* _Work required_: Give back one number only: how many lines in the material below contain "down".

======== Exercise material

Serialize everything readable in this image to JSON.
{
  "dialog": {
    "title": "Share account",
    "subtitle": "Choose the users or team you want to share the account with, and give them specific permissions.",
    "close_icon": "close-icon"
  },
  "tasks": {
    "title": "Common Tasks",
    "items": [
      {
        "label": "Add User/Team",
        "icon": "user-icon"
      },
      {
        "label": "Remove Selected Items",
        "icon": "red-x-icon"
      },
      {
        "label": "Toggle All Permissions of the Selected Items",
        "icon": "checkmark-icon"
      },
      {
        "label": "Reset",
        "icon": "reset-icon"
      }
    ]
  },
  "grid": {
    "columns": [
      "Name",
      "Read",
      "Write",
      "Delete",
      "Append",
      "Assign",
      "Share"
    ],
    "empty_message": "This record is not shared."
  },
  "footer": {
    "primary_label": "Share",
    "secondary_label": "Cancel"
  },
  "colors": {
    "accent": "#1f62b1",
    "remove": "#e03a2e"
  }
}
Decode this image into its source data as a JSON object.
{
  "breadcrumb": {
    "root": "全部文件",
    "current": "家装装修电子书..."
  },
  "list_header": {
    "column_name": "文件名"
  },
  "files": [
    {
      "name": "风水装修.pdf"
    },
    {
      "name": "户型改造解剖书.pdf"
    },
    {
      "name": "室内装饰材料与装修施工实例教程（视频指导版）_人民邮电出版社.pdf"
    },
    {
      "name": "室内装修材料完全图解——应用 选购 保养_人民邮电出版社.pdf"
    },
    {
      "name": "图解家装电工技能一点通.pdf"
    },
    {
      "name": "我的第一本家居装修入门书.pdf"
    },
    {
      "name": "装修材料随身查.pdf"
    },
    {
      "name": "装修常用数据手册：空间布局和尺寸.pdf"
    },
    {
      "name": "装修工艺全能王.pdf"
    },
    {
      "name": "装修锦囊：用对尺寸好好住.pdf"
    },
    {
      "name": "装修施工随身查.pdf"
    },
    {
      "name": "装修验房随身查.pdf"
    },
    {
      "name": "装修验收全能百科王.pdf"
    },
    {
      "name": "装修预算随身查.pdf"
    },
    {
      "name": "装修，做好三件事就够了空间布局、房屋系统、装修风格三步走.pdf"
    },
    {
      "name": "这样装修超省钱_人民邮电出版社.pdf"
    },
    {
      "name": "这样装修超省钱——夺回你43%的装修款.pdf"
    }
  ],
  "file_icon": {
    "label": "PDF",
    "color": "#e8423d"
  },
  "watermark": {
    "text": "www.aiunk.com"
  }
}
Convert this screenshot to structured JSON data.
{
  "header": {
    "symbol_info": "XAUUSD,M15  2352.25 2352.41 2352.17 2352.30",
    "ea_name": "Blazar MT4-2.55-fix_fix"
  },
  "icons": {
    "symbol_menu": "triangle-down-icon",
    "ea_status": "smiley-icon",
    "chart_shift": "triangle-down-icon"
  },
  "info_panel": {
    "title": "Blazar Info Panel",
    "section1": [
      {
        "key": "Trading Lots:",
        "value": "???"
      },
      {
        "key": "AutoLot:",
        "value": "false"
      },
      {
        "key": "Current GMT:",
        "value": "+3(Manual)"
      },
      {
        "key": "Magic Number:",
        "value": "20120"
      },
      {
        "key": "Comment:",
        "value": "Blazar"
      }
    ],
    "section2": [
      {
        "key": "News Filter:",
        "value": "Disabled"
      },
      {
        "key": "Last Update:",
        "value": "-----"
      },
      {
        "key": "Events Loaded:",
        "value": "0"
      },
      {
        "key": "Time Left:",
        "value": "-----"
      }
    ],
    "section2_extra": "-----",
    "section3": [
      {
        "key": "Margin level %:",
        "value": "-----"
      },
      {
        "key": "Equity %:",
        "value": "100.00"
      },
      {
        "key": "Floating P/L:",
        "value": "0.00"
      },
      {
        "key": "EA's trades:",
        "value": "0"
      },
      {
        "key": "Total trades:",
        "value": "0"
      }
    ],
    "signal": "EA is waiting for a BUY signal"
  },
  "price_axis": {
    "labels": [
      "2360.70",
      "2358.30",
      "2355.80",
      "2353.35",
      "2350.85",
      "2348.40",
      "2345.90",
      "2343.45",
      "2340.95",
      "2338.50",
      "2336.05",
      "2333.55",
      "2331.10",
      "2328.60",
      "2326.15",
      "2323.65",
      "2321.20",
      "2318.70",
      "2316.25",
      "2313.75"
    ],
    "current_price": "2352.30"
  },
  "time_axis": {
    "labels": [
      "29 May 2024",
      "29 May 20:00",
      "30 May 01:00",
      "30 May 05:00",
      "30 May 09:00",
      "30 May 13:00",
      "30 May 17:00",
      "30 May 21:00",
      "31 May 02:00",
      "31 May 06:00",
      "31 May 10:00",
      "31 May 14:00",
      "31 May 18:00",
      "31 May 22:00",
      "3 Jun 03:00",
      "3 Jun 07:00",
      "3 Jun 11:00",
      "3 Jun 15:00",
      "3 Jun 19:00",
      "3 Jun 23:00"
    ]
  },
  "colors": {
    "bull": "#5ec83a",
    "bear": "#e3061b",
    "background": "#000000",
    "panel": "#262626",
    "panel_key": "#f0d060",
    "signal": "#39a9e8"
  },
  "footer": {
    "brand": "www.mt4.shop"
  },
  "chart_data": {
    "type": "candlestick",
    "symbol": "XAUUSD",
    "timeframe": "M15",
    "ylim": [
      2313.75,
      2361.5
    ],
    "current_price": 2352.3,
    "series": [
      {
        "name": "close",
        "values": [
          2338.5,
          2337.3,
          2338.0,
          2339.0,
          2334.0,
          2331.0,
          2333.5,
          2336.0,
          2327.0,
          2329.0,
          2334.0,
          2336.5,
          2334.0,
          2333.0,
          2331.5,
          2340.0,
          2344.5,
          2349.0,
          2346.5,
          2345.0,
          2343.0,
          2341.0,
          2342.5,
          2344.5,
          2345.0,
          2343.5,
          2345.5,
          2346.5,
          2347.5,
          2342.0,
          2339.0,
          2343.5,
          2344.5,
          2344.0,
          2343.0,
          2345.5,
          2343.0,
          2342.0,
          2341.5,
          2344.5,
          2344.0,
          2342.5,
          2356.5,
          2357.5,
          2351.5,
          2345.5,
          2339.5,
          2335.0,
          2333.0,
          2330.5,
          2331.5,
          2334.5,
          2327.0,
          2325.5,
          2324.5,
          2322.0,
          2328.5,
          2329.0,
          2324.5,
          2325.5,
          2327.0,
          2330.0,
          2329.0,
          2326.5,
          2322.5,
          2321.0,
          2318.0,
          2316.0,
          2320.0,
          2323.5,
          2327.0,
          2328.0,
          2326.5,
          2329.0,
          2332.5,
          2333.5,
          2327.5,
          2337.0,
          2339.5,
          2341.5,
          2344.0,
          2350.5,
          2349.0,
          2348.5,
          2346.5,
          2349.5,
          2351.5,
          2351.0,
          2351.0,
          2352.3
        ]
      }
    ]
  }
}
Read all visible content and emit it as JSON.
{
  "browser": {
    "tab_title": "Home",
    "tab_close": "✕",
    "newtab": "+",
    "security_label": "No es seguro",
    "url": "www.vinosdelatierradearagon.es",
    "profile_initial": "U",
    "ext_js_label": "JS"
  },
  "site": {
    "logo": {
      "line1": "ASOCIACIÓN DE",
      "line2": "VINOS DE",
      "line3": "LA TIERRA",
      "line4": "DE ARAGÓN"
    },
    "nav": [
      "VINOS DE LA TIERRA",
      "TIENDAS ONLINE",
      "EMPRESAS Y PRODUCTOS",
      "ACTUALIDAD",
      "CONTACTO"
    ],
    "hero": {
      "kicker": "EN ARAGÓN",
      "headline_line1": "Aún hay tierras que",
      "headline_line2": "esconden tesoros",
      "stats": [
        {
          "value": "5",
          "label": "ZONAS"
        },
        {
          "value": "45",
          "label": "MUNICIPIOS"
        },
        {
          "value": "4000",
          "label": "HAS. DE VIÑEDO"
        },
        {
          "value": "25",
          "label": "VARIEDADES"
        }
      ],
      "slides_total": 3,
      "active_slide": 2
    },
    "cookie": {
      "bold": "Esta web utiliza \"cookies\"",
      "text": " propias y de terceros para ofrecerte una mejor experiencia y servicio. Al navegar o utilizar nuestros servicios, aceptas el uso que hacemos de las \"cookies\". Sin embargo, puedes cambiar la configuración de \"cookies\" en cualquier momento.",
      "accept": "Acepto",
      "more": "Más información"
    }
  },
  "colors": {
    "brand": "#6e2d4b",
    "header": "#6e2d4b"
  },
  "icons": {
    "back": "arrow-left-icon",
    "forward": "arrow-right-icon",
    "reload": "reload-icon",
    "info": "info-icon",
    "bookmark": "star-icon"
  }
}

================

* _Task answer_: 2